What is hospice/Palliative care?
The term "hospice/Palliative care" can invoke many images, particularly if
you have had a family member or friend in human hospice care. For our
animal family members, it means addressing their quality of life until it is
time to say goodbye. This time can be a few hours or days in duration to
months or even years.
When no treatment will provide a cure, but comfort can be provided to
both the pet and family, Mobile Veterinary Service's hospice care may
be the best option. Like human hospice, pet hospice provides support
for the emotional, social, and spiritual needs of the whole family.
With pets, hospice recognizes that pets are a part of the family and
that everyone suffers when the most helpless of the family is in
discomfort and pain. In some instances, a diagnosis with a poor long term
prognosis does not mean the pet's quality of life is immediately
unacceptable. For example, a cat with chronic kidney disease may be
maintained comfortably for months or even years with proper care.
Unlike human medicine, decisions about pet care involve both the
tolerance of the pet to treatment as well as the inevitable concerns
about cost. For example, regardless of financial constraints, a
frightened cat might not be a candidate for cancer treatment that
required multiple vet visits because it could not travel in the car.
An elderly owner might not be able to afford surgery for her dog, but
could administer pain medicine at home.
We take a holistic approach to end of life care and try to meet the medical,
physical, and emotional needs of both the pet and the owner. This can
Pain: Many geriatric patients of all species suffer from arthritis or pain from
neurological disease or cancer. A decline in mobility can make the
difference in whether the quality of life is acceptable or not. Fortunately,

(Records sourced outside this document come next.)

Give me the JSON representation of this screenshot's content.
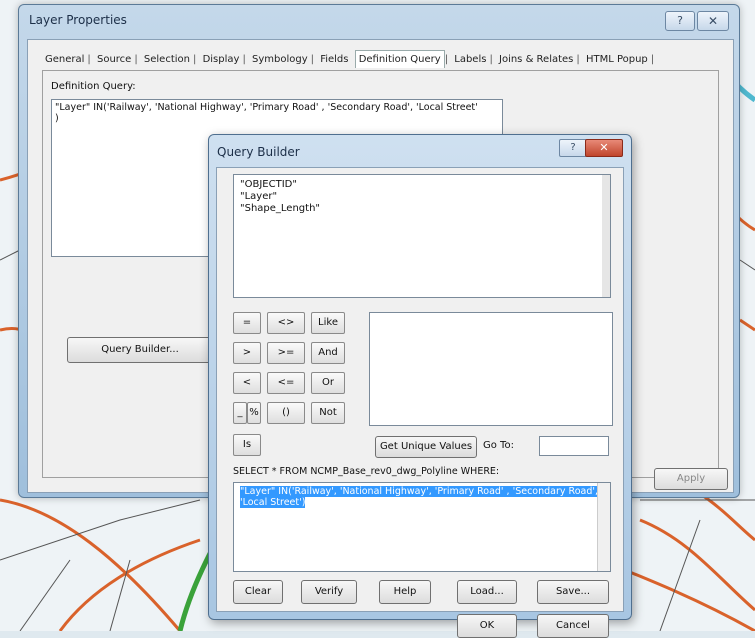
{
  "layer_properties": {
    "title": "Layer Properties",
    "help_glyph": "?",
    "close_glyph": "✕",
    "tabs": [
      "General",
      "Source",
      "Selection",
      "Display",
      "Symbology",
      "Fields",
      "Definition Query",
      "Labels",
      "Joins & Relates",
      "HTML Popup"
    ],
    "active_tab": "Definition Query",
    "definition_query_label": "Definition Query:",
    "definition_query_text": "\"Layer\" IN('Railway', 'National Highway', 'Primary Road' , 'Secondary Road', 'Local Street'",
    "definition_query_text_line2": ")",
    "query_builder_button": "Query Builder...",
    "apply_button": "Apply"
  },
  "query_builder": {
    "title": "Query Builder",
    "help_glyph": "?",
    "close_glyph": "✕",
    "fields": [
      "\"OBJECTID\"",
      "\"Layer\"",
      "\"Shape_Length\""
    ],
    "operators": [
      "=",
      "<>",
      "Like",
      ">",
      ">=",
      "And",
      "<",
      "<=",
      "Or",
      "_",
      "%",
      "()",
      "Not",
      "Is"
    ],
    "get_unique_values": "Get Unique Values",
    "goto_label": "Go To:",
    "select_statement": "SELECT * FROM NCMP_Base_rev0_dwg_Polyline WHERE:",
    "where_text": "\"Layer\" IN('Railway', 'National Highway', 'Primary Road' , 'Secondary Road', 'Local Street')",
    "buttons": {
      "clear": "Clear",
      "verify": "Verify",
      "help": "Help",
      "load": "Load...",
      "save": "Save...",
      "ok": "OK",
      "cancel": "Cancel"
    }
  },
  "colors": {
    "road_orange": "#d9622b",
    "road_green": "#3aa23a",
    "road_cyan": "#4fb8cf",
    "selection_blue": "#3399ff"
  }
}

many approaches are available to use to help manage pain in our patients,
including multi-modalities pain medications to keep an older pet feeling and

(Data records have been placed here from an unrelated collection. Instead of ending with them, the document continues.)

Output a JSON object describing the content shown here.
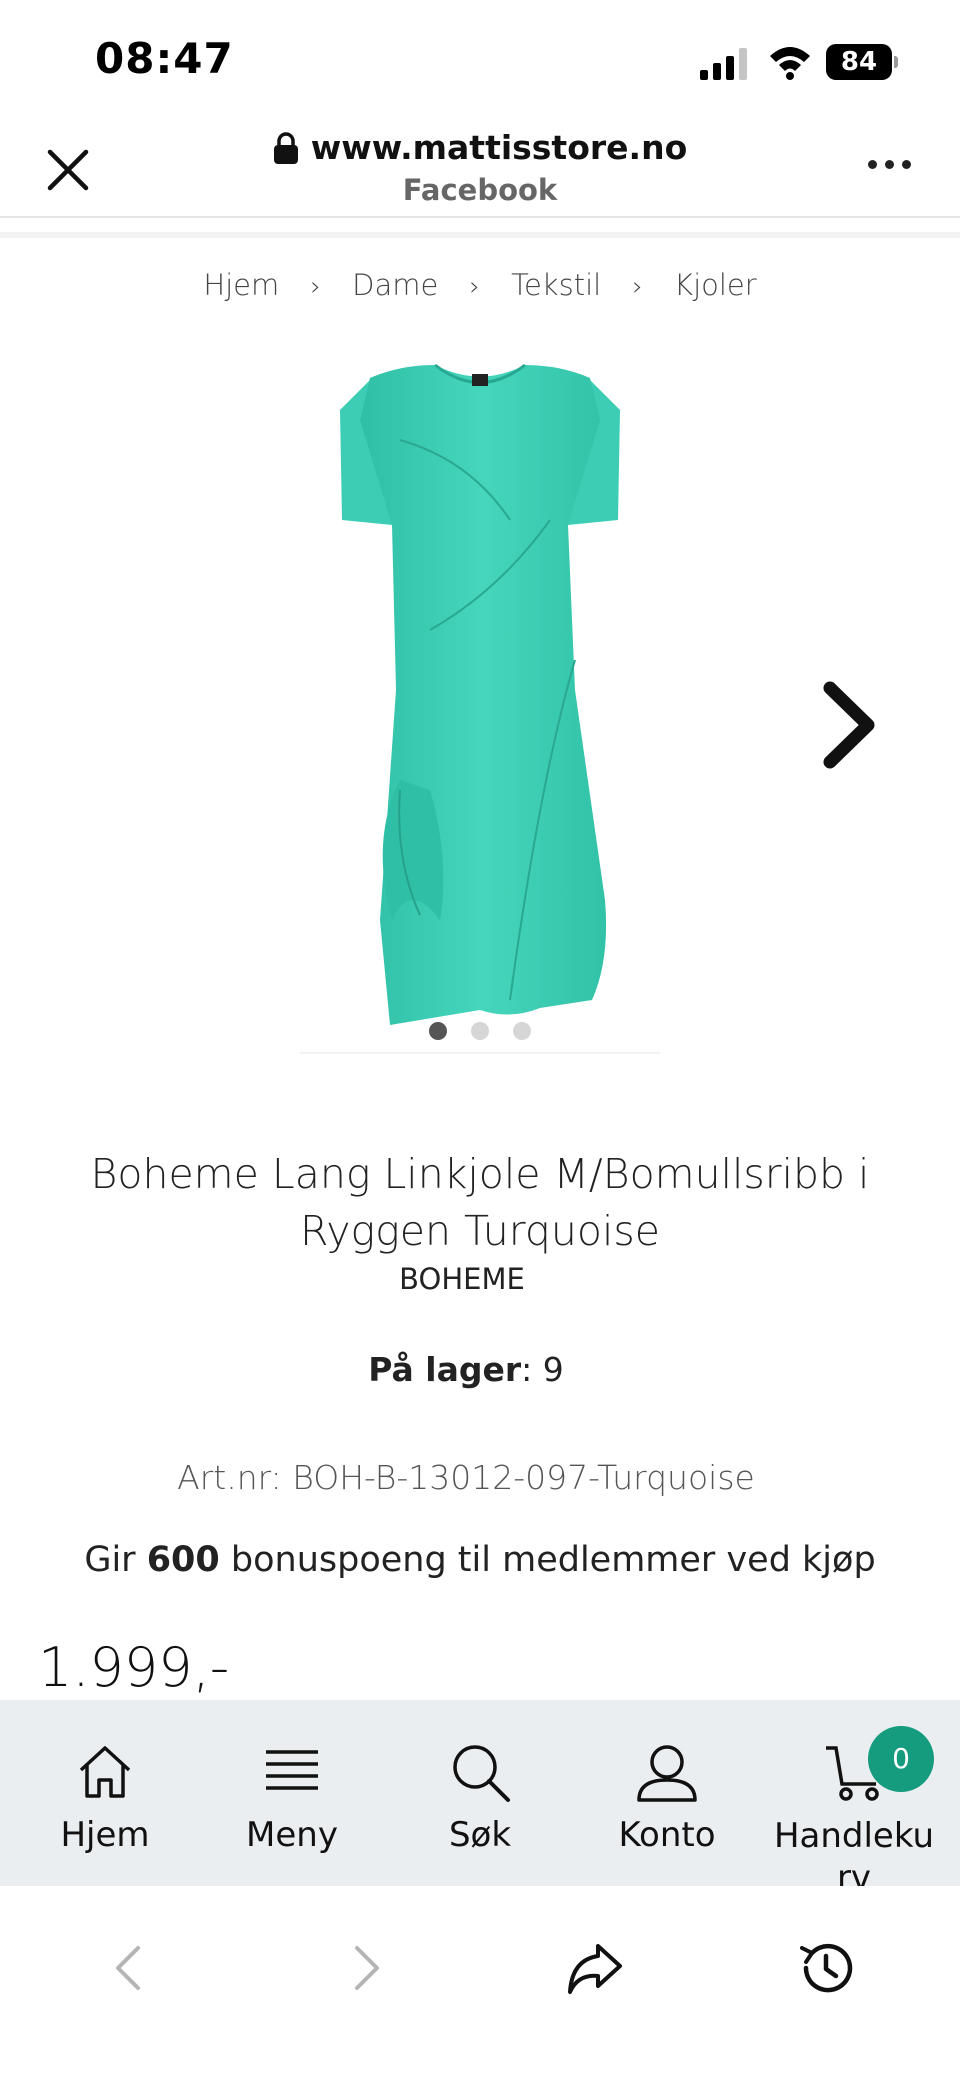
{
  "status": {
    "time": "08:47",
    "battery": "84"
  },
  "browser": {
    "url": "www.mattisstore.no",
    "source": "Facebook"
  },
  "breadcrumb": [
    "Hjem",
    "Dame",
    "Tekstil",
    "Kjoler"
  ],
  "product": {
    "title": "Boheme Lang Linkjole M/Bomullsribb i Ryggen Turquoise",
    "brand": "BOHEME",
    "stock_label": "På lager",
    "stock_value": ": 9",
    "art_nr": "Art.nr: BOH-B-13012-097-Turquoise",
    "bonus_prefix": "Gir ",
    "bonus_points": "600",
    "bonus_suffix": " bonuspoeng til medlemmer ved kjøp",
    "price": "1.999,-",
    "image_color": "#3fd1b8",
    "gallery_dots": 3,
    "gallery_active": 1
  },
  "bottom_nav": {
    "items": [
      {
        "label": "Hjem",
        "icon": "home-icon"
      },
      {
        "label": "Meny",
        "icon": "menu-icon"
      },
      {
        "label": "Søk",
        "icon": "search-icon"
      },
      {
        "label": "Konto",
        "icon": "user-icon"
      },
      {
        "label": "Handlekurv",
        "icon": "cart-icon"
      }
    ],
    "cart_count": "0",
    "badge_color": "#159b7e"
  }
}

moving their best.
Nutrition: Animals in pain or who feel sick often do not wish to eat and an
pet's poor appetite is often cited by owners as part of the decision to
euthanize. Using both commercially available diets or a home prepared diet,

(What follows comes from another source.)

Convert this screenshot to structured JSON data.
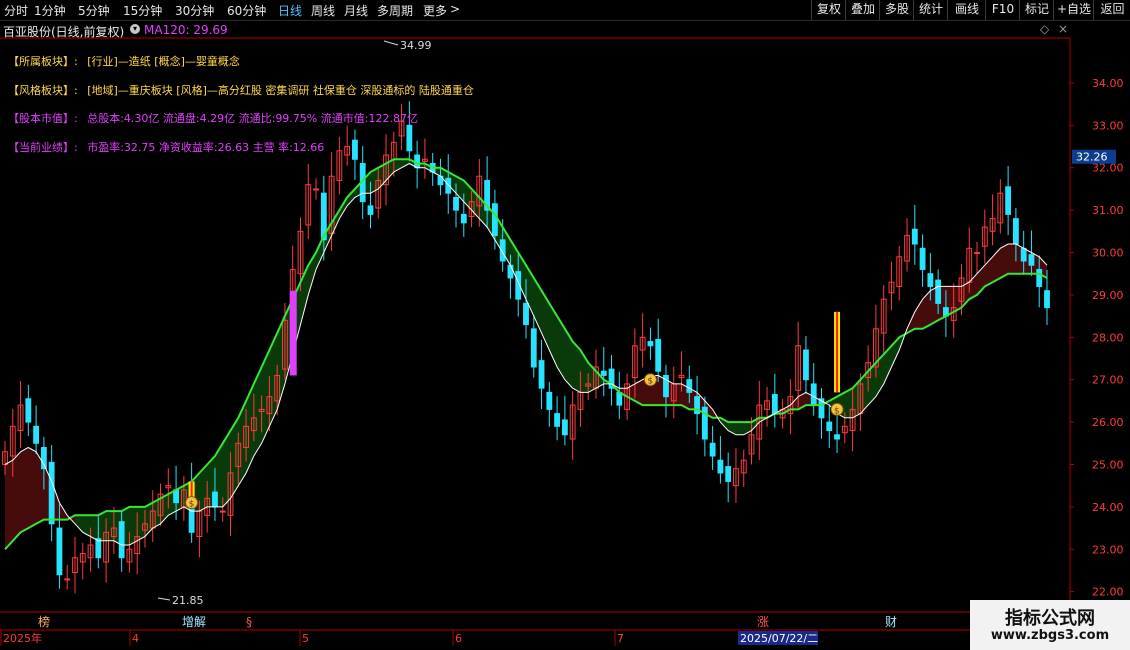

we can address the nutritional needs of the patient.
Medical Management: Many medical conditions that require professional
treatment can be addressed during a house call, such as administration of
fluids, medication, or nutrition via a feeding tube.
Psychological Management: We now know that animals can suffer from
many of the same signs of aging as humans. Many elderly dogs show signs
of canine cognitive dysfunction, which is similar to Alzheimer's disease in
humans. Signs include acting lost or confused, personality changes, urinary
or fecal incontinence or changes in housebreaking, sleep disturbances, or
even fear aggression. While these signs cannot be reversed at this time, some
supplements are suggested to be helpful in slowing its progression.